• [WORK TO COMPLETE]
Every line in the records below that holds the word "this" is to be copied.

(Interface dataset entries)
────────
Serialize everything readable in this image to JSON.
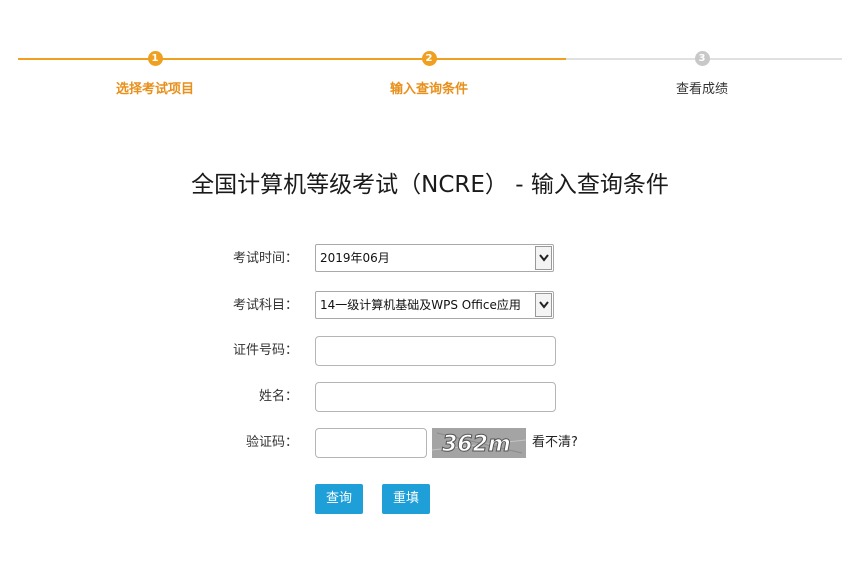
{
  "steps": [
    {
      "number": "1",
      "label": "选择考试项目",
      "state": "done"
    },
    {
      "number": "2",
      "label": "输入查询条件",
      "state": "active"
    },
    {
      "number": "3",
      "label": "查看成绩",
      "state": "pending"
    }
  ],
  "heading": "全国计算机等级考试（NCRE） - 输入查询条件",
  "form": {
    "exam_time": {
      "label": "考试时间：",
      "value": "2019年06月"
    },
    "exam_subject": {
      "label": "考试科目：",
      "value": "14一级计算机基础及WPS Office应用"
    },
    "id_number": {
      "label": "证件号码：",
      "value": ""
    },
    "name": {
      "label": "姓名：",
      "value": ""
    },
    "captcha": {
      "label": "验证码：",
      "value": "",
      "image_text": "362m",
      "refresh_label": "看不清?"
    }
  },
  "buttons": {
    "query": "查询",
    "reset": "重填"
  },
  "colors": {
    "accent_orange": "#f0a020",
    "button_blue": "#1e9fd8",
    "pending_gray": "#c8c8c8"
  }
}
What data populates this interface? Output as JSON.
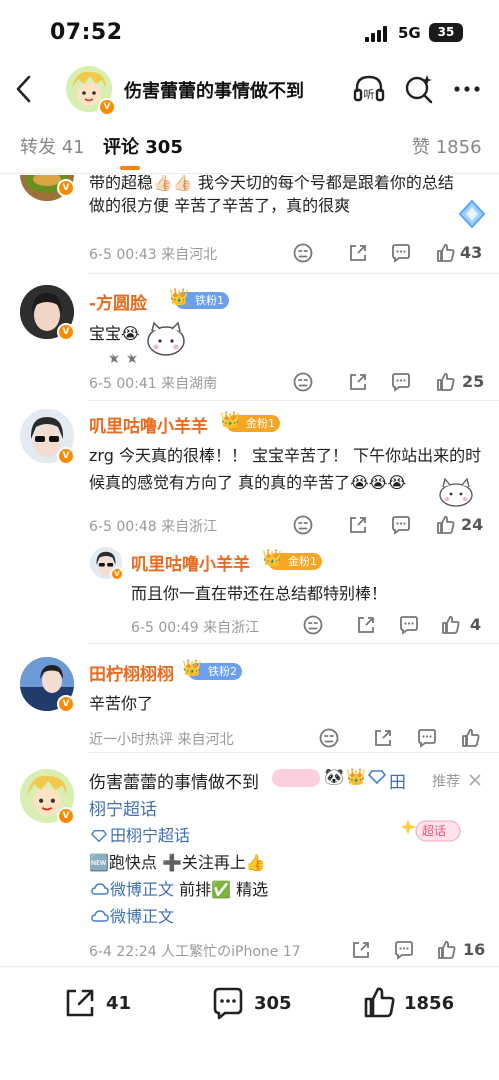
{
  "status_bar": {
    "time": "07:52",
    "network": "5G",
    "battery": "35"
  },
  "header": {
    "title": "伤害蕾蕾的事情做不到",
    "listen_label": "听"
  },
  "tabs": [
    {
      "label": "转发 41"
    },
    {
      "label": "评论 305"
    },
    {
      "label": "赞 1856"
    }
  ],
  "comments": [
    {
      "text_line1": "带的超稳👍🏻👍🏻 我今天切的每个号都是跟着你的总结",
      "text_line2": "做的很方便 辛苦了辛苦了，真的很爽",
      "meta": "6-5 00:43 来自河北",
      "likes": "43"
    },
    {
      "name": "-方圆脸",
      "badge": "铁粉1",
      "text": "宝宝😭",
      "meta": "6-5 00:41 来自湖南",
      "likes": "25"
    },
    {
      "name": "叽里咕噜小羊羊",
      "badge": "金粉1",
      "text_line1": "zrg 今天真的很棒！！ 宝宝辛苦了！ 下午你站出来的时",
      "text_line2": "候真的感觉有方向了 真的真的辛苦了😭😭😭",
      "meta": "6-5 00:48 来自浙江",
      "likes": "24"
    },
    {
      "name": "叽里咕噜小羊羊",
      "badge": "金粉1",
      "text": "而且你一直在带还在总结都特别棒！",
      "meta": "6-5 00:49 来自浙江",
      "likes": "4"
    },
    {
      "name": "田柠栩栩栩",
      "badge": "铁粉2",
      "text": "辛苦你了",
      "meta": "近一小时热评 来自河北",
      "likes": ""
    },
    {
      "name": "伤害蕾蕾的事情做不到",
      "name_suffix": "田",
      "name_line2": "栩宁超话",
      "recommend": "推荐",
      "line1": "田栩宁超话",
      "line2": "🆕跑快点 ➕关注再上👍",
      "line3_link": "微博正文",
      "line3_rest": " 前排✅ 精选",
      "line4_link": "微博正文",
      "super_topic_label": "超话",
      "meta": "6-4 22:24 人工繁忙のiPhone 17",
      "likes": "16"
    }
  ],
  "bottom_bar": {
    "reposts": "41",
    "comments": "305",
    "likes": "1856"
  }
}
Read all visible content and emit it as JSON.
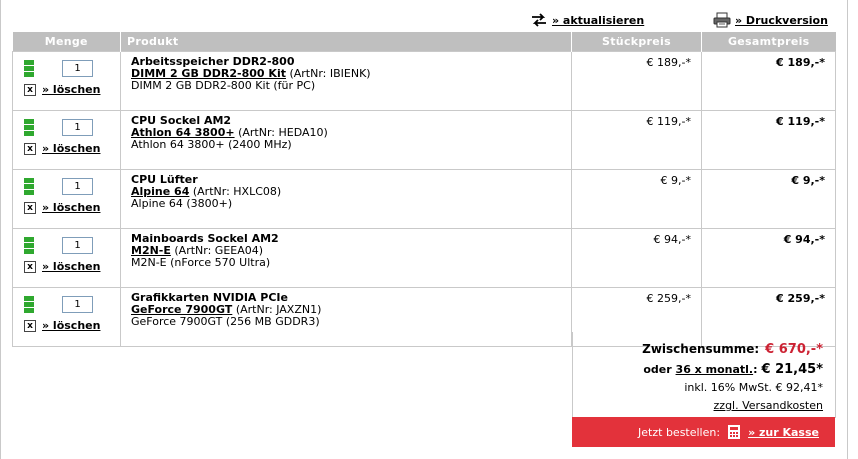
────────
• [WRITTEN REPLY]
Serialize everything readable in this image to JSON.
What data populates this interface? Output as JSON.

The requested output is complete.